(Beginning of RECORDS SHOWN)

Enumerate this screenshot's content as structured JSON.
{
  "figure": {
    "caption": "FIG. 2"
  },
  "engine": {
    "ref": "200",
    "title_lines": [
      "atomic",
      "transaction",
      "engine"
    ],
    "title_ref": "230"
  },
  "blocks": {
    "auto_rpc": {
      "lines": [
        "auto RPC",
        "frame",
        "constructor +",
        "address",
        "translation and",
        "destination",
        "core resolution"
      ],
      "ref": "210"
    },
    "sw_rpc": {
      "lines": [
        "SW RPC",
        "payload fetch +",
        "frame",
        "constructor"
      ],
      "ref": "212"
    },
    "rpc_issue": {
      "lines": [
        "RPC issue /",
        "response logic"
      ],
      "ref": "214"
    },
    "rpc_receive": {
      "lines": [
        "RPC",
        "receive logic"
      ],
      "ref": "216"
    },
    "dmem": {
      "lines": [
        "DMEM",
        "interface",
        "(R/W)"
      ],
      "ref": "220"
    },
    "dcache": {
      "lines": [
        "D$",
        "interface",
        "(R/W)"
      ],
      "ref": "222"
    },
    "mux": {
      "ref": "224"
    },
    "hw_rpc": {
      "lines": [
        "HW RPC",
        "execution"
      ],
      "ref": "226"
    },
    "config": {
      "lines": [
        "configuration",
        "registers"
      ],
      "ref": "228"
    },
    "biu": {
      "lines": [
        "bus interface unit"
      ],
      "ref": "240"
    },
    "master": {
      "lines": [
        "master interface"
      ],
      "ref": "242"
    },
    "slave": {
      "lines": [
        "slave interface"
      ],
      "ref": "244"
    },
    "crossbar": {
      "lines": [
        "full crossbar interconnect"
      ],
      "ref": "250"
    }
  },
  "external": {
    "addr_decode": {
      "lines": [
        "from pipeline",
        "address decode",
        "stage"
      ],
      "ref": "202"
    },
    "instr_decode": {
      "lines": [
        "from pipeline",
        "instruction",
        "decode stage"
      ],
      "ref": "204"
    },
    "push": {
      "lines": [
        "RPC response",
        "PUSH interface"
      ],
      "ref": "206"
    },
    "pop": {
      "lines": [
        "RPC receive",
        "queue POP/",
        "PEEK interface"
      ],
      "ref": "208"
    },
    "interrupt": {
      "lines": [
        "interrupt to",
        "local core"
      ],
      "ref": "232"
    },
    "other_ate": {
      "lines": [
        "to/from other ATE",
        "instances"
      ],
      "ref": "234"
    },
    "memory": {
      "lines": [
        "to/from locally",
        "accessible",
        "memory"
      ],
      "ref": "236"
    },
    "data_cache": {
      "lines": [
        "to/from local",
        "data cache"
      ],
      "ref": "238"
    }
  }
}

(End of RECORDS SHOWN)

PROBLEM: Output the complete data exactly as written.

SOLUTION BELOW:
Enumerate this screenshot's content as structured JSON.
{
  "figure": {
    "caption": "FIG. 2"
  },
  "engine": {
    "ref": "200",
    "title_lines": [
      "atomic",
      "transaction",
      "engine"
    ],
    "title_ref": "230"
  },
  "blocks": {
    "auto_rpc": {
      "lines": [
        "auto RPC",
        "frame",
        "constructor +",
        "address",
        "translation and",
        "destination",
        "core resolution"
      ],
      "ref": "210"
    },
    "sw_rpc": {
      "lines": [
        "SW RPC",
        "payload fetch +",
        "frame",
        "constructor"
      ],
      "ref": "212"
    },
    "rpc_issue": {
      "lines": [
        "RPC issue /",
        "response logic"
      ],
      "ref": "214"
    },
    "rpc_receive": {
      "lines": [
        "RPC",
        "receive logic"
      ],
      "ref": "216"
    },
    "dmem": {
      "lines": [
        "DMEM",
        "interface",
        "(R/W)"
      ],
      "ref": "220"
    },
    "dcache": {
      "lines": [
        "D$",
        "interface",
        "(R/W)"
      ],
      "ref": "222"
    },
    "mux": {
      "ref": "224"
    },
    "hw_rpc": {
      "lines": [
        "HW RPC",
        "execution"
      ],
      "ref": "226"
    },
    "config": {
      "lines": [
        "configuration",
        "registers"
      ],
      "ref": "228"
    },
    "biu": {
      "lines": [
        "bus interface unit"
      ],
      "ref": "240"
    },
    "master": {
      "lines": [
        "master interface"
      ],
      "ref": "242"
    },
    "slave": {
      "lines": [
        "slave interface"
      ],
      "ref": "244"
    },
    "crossbar": {
      "lines": [
        "full crossbar interconnect"
      ],
      "ref": "250"
    }
  },
  "external": {
    "addr_decode": {
      "lines": [
        "from pipeline",
        "address decode",
        "stage"
      ],
      "ref": "202"
    },
    "instr_decode": {
      "lines": [
        "from pipeline",
        "instruction",
        "decode stage"
      ],
      "ref": "204"
    },
    "push": {
      "lines": [
        "RPC response",
        "PUSH interface"
      ],
      "ref": "206"
    },
    "pop": {
      "lines": [
        "RPC receive",
        "queue POP/",
        "PEEK interface"
      ],
      "ref": "208"
    },
    "interrupt": {
      "lines": [
        "interrupt to",
        "local core"
      ],
      "ref": "232"
    },
    "other_ate": {
      "lines": [
        "to/from other ATE",
        "instances"
      ],
      "ref": "234"
    },
    "memory": {
      "lines": [
        "to/from locally",
        "accessible",
        "memory"
      ],
      "ref": "236"
    },
    "data_cache": {
      "lines": [
        "to/from local",
        "data cache"
      ],
      "ref": "238"
    }
  }
}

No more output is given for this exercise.